DATA FOR REVIEW Start Marker
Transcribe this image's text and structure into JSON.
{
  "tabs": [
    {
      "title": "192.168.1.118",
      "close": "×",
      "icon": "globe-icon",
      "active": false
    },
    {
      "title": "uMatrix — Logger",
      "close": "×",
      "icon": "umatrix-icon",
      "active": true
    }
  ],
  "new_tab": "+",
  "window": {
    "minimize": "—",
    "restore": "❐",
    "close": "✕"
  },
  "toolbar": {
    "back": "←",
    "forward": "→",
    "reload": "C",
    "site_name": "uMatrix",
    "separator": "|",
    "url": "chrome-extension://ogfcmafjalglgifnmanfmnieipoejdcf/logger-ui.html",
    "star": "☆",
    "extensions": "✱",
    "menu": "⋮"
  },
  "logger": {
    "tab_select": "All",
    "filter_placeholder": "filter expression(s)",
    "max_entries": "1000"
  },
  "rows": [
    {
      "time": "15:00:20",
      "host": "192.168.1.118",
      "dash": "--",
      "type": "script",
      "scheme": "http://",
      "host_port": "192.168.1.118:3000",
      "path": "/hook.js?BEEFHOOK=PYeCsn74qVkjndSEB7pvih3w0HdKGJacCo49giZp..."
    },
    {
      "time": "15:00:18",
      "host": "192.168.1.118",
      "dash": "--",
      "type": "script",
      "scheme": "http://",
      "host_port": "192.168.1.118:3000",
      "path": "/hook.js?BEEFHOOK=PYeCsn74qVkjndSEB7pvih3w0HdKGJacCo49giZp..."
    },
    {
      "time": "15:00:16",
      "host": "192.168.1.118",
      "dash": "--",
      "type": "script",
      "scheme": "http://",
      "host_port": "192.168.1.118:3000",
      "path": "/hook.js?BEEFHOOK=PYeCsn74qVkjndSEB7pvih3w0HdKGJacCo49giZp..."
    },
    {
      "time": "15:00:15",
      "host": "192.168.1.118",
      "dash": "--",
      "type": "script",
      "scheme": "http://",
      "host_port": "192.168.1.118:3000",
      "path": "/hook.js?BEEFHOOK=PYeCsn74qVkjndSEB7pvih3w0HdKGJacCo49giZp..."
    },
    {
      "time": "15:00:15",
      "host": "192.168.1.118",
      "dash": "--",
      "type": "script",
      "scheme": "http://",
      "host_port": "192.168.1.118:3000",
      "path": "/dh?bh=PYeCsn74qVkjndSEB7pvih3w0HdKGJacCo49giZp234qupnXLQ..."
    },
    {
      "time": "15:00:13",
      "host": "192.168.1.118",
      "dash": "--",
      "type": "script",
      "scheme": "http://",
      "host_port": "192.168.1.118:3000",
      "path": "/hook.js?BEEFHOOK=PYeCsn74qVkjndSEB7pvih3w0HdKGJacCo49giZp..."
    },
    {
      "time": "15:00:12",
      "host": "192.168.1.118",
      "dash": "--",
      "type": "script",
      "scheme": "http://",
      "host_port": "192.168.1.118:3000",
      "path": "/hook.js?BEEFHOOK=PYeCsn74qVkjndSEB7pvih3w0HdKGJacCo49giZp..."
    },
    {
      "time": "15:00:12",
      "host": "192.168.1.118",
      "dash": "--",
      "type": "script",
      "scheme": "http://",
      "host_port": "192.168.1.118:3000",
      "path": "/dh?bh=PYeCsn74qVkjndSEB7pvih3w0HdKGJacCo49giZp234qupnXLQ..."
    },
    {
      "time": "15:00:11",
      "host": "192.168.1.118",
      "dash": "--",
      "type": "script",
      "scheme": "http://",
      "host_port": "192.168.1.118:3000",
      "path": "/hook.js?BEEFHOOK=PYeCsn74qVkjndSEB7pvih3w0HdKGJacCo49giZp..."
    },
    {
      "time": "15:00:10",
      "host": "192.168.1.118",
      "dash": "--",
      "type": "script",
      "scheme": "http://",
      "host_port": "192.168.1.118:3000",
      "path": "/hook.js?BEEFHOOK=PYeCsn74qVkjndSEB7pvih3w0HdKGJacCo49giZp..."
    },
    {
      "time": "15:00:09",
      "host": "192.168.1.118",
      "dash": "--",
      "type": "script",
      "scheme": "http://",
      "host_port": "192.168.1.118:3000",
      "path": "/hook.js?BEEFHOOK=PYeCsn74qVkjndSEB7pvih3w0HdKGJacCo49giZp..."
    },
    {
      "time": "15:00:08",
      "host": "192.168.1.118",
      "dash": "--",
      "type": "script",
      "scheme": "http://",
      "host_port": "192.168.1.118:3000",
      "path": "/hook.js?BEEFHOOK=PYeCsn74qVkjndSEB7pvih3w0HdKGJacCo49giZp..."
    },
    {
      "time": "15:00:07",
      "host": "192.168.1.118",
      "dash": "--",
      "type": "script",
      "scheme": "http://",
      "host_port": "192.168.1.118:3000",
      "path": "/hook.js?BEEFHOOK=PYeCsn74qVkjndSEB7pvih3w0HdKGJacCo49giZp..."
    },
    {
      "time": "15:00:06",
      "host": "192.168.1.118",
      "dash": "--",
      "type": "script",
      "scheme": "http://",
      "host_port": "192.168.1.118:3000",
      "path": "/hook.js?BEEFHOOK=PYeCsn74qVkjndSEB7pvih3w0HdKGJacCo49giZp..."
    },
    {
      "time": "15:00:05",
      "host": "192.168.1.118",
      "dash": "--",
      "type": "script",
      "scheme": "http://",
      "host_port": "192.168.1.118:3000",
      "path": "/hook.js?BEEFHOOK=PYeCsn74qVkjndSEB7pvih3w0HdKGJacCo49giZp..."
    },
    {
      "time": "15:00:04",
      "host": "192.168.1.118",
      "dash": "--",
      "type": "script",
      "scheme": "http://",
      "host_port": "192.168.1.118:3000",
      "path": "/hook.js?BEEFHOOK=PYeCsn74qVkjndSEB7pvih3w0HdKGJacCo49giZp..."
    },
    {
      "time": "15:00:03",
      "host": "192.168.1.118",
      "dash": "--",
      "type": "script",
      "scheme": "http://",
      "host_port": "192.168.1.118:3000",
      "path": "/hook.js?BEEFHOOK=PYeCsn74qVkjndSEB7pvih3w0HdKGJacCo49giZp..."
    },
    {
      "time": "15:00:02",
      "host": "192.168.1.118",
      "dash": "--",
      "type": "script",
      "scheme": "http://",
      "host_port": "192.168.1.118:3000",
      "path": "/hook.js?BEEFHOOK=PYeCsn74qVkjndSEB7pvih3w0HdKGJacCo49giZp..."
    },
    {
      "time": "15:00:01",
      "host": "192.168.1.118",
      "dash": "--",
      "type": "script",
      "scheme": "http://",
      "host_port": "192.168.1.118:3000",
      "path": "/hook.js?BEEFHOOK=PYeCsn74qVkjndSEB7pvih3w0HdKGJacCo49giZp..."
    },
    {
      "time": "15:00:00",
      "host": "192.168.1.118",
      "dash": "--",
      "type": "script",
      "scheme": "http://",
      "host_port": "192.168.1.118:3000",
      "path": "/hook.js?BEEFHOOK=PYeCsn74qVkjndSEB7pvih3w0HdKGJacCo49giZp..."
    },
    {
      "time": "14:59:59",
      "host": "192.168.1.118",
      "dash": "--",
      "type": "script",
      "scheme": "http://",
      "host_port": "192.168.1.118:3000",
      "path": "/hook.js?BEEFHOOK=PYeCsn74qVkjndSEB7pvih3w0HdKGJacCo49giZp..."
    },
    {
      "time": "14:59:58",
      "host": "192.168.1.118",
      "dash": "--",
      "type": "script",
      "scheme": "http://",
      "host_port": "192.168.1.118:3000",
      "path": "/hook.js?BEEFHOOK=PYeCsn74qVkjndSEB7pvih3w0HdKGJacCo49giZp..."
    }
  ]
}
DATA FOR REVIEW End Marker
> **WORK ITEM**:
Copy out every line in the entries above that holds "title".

> **WRITTEN REPLY**:
      "title": "192.168.1.118",
      "title": "uMatrix — Logger",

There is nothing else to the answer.